Every entry that follows needs to be repeated exactly.

Data about app and page elements

--- START ---

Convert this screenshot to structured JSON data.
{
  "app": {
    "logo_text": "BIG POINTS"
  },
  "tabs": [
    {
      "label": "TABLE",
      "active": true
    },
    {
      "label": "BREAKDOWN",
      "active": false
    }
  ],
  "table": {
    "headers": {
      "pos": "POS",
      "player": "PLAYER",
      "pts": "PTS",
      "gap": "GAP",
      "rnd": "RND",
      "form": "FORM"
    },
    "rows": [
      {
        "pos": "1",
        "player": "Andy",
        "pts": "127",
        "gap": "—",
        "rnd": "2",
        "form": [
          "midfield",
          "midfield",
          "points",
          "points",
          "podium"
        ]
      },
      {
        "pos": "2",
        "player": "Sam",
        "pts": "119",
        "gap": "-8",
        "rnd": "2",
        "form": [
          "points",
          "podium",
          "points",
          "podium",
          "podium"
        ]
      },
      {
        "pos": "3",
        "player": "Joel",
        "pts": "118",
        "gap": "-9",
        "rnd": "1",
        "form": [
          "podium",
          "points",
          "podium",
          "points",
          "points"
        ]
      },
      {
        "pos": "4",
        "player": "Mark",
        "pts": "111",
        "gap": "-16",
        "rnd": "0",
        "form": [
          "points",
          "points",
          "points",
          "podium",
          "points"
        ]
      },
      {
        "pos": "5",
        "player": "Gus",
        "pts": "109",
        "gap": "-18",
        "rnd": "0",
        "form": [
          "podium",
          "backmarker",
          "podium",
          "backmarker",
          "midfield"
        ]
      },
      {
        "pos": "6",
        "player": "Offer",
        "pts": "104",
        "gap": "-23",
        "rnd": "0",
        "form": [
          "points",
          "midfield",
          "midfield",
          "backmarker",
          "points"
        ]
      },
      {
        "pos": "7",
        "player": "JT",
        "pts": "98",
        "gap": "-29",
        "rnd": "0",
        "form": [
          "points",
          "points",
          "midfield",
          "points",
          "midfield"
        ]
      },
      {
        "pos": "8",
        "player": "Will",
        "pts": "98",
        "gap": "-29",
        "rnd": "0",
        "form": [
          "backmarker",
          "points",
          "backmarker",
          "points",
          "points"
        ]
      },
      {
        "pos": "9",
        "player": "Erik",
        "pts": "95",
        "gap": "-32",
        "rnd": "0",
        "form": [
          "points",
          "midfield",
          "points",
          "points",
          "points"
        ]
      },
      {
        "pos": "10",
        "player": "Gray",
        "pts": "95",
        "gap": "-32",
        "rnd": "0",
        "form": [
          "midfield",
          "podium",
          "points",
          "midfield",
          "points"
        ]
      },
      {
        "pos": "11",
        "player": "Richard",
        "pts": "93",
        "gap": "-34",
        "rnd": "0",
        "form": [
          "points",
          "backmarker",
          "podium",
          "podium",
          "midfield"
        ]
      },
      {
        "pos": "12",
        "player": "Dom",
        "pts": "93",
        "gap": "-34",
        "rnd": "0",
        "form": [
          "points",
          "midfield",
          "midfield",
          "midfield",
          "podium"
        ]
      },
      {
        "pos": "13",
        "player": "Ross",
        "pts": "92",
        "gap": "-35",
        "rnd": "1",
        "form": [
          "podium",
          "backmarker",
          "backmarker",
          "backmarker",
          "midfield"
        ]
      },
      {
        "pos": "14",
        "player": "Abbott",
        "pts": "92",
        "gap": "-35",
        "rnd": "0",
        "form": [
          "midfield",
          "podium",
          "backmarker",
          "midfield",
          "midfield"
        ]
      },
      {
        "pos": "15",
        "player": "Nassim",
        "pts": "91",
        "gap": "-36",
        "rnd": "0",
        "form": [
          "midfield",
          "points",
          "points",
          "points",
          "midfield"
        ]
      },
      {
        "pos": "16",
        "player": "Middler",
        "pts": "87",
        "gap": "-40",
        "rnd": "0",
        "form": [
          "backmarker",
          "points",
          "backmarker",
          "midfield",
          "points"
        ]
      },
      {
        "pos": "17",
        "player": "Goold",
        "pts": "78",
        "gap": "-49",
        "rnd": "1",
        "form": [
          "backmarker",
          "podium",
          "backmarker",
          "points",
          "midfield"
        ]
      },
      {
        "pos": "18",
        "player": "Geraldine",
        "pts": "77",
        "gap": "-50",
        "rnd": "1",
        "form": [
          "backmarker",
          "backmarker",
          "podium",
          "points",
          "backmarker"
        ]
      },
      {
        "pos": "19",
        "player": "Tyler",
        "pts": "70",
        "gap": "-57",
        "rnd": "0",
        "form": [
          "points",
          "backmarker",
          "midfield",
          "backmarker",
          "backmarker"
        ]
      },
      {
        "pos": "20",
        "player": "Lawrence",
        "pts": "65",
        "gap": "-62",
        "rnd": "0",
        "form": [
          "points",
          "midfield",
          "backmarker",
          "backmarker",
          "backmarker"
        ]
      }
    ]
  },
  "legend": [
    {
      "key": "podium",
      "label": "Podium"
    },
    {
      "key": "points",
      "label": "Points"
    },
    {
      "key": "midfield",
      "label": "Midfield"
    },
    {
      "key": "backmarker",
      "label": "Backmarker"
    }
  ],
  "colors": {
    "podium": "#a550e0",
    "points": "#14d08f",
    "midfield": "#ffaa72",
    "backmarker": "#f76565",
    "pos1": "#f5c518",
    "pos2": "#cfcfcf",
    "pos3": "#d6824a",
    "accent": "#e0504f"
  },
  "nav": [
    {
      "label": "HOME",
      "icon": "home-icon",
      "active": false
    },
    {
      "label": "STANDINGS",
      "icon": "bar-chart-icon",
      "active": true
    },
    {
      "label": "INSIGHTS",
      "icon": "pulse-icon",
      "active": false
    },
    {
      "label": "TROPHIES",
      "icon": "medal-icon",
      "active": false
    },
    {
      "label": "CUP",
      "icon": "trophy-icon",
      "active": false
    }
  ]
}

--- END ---

*Exercise result*.
Convert this screenshot to structured JSON data.
{
  "app": {
    "logo_text": "BIG POINTS"
  },
  "tabs": [
    {
      "label": "TABLE",
      "active": true
    },
    {
      "label": "BREAKDOWN",
      "active": false
    }
  ],
  "table": {
    "headers": {
      "pos": "POS",
      "player": "PLAYER",
      "pts": "PTS",
      "gap": "GAP",
      "rnd": "RND",
      "form": "FORM"
    },
    "rows": [
      {
        "pos": "1",
        "player": "Andy",
        "pts": "127",
        "gap": "—",
        "rnd": "2",
        "form": [
          "midfield",
          "midfield",
          "points",
          "points",
          "podium"
        ]
      },
      {
        "pos": "2",
        "player": "Sam",
        "pts": "119",
        "gap": "-8",
        "rnd": "2",
        "form": [
          "points",
          "podium",
          "points",
          "podium",
          "podium"
        ]
      },
      {
        "pos": "3",
        "player": "Joel",
        "pts": "118",
        "gap": "-9",
        "rnd": "1",
        "form": [
          "podium",
          "points",
          "podium",
          "points",
          "points"
        ]
      },
      {
        "pos": "4",
        "player": "Mark",
        "pts": "111",
        "gap": "-16",
        "rnd": "0",
        "form": [
          "points",
          "points",
          "points",
          "podium",
          "points"
        ]
      },
      {
        "pos": "5",
        "player": "Gus",
        "pts": "109",
        "gap": "-18",
        "rnd": "0",
        "form": [
          "podium",
          "backmarker",
          "podium",
          "backmarker",
          "midfield"
        ]
      },
      {
        "pos": "6",
        "player": "Offer",
        "pts": "104",
        "gap": "-23",
        "rnd": "0",
        "form": [
          "points",
          "midfield",
          "midfield",
          "backmarker",
          "points"
        ]
      },
      {
        "pos": "7",
        "player": "JT",
        "pts": "98",
        "gap": "-29",
        "rnd": "0",
        "form": [
          "points",
          "points",
          "midfield",
          "points",
          "midfield"
        ]
      },
      {
        "pos": "8",
        "player": "Will",
        "pts": "98",
        "gap": "-29",
        "rnd": "0",
        "form": [
          "backmarker",
          "points",
          "backmarker",
          "points",
          "points"
        ]
      },
      {
        "pos": "9",
        "player": "Erik",
        "pts": "95",
        "gap": "-32",
        "rnd": "0",
        "form": [
          "points",
          "midfield",
          "points",
          "points",
          "points"
        ]
      },
      {
        "pos": "10",
        "player": "Gray",
        "pts": "95",
        "gap": "-32",
        "rnd": "0",
        "form": [
          "midfield",
          "podium",
          "points",
          "midfield",
          "points"
        ]
      },
      {
        "pos": "11",
        "player": "Richard",
        "pts": "93",
        "gap": "-34",
        "rnd": "0",
        "form": [
          "points",
          "backmarker",
          "podium",
          "podium",
          "midfield"
        ]
      },
      {
        "pos": "12",
        "player": "Dom",
        "pts": "93",
        "gap": "-34",
        "rnd": "0",
        "form": [
          "points",
          "midfield",
          "midfield",
          "midfield",
          "podium"
        ]
      },
      {
        "pos": "13",
        "player": "Ross",
        "pts": "92",
        "gap": "-35",
        "rnd": "1",
        "form": [
          "podium",
          "backmarker",
          "backmarker",
          "backmarker",
          "midfield"
        ]
      },
      {
        "pos": "14",
        "player": "Abbott",
        "pts": "92",
        "gap": "-35",
        "rnd": "0",
        "form": [
          "midfield",
          "podium",
          "backmarker",
          "midfield",
          "midfield"
        ]
      },
      {
        "pos": "15",
        "player": "Nassim",
        "pts": "91",
        "gap": "-36",
        "rnd": "0",
        "form": [
          "midfield",
          "points",
          "points",
          "points",
          "midfield"
        ]
      },
      {
        "pos": "16",
        "player": "Middler",
        "pts": "87",
        "gap": "-40",
        "rnd": "0",
        "form": [
          "backmarker",
          "points",
          "backmarker",
          "midfield",
          "points"
        ]
      },
      {
        "pos": "17",
        "player": "Goold",
        "pts": "78",
        "gap": "-49",
        "rnd": "1",
        "form": [
          "backmarker",
          "podium",
          "backmarker",
          "points",
          "midfield"
        ]
      },
      {
        "pos": "18",
        "player": "Geraldine",
        "pts": "77",
        "gap": "-50",
        "rnd": "1",
        "form": [
          "backmarker",
          "backmarker",
          "podium",
          "points",
          "backmarker"
        ]
      },
      {
        "pos": "19",
        "player": "Tyler",
        "pts": "70",
        "gap": "-57",
        "rnd": "0",
        "form": [
          "points",
          "backmarker",
          "midfield",
          "backmarker",
          "backmarker"
        ]
      },
      {
        "pos": "20",
        "player": "Lawrence",
        "pts": "65",
        "gap": "-62",
        "rnd": "0",
        "form": [
          "points",
          "midfield",
          "backmarker",
          "backmarker",
          "backmarker"
        ]
      }
    ]
  },
  "legend": [
    {
      "key": "podium",
      "label": "Podium"
    },
    {
      "key": "points",
      "label": "Points"
    },
    {
      "key": "midfield",
      "label": "Midfield"
    },
    {
      "key": "backmarker",
      "label": "Backmarker"
    }
  ],
  "colors": {
    "podium": "#a550e0",
    "points": "#14d08f",
    "midfield": "#ffaa72",
    "backmarker": "#f76565",
    "pos1": "#f5c518",
    "pos2": "#cfcfcf",
    "pos3": "#d6824a",
    "accent": "#e0504f"
  },
  "nav": [
    {
      "label": "HOME",
      "icon": "home-icon",
      "active": false
    },
    {
      "label": "STANDINGS",
      "icon": "bar-chart-icon",
      "active": true
    },
    {
      "label": "INSIGHTS",
      "icon": "pulse-icon",
      "active": false
    },
    {
      "label": "TROPHIES",
      "icon": "medal-icon",
      "active": false
    },
    {
      "label": "CUP",
      "icon": "trophy-icon",
      "active": false
    }
  ]
}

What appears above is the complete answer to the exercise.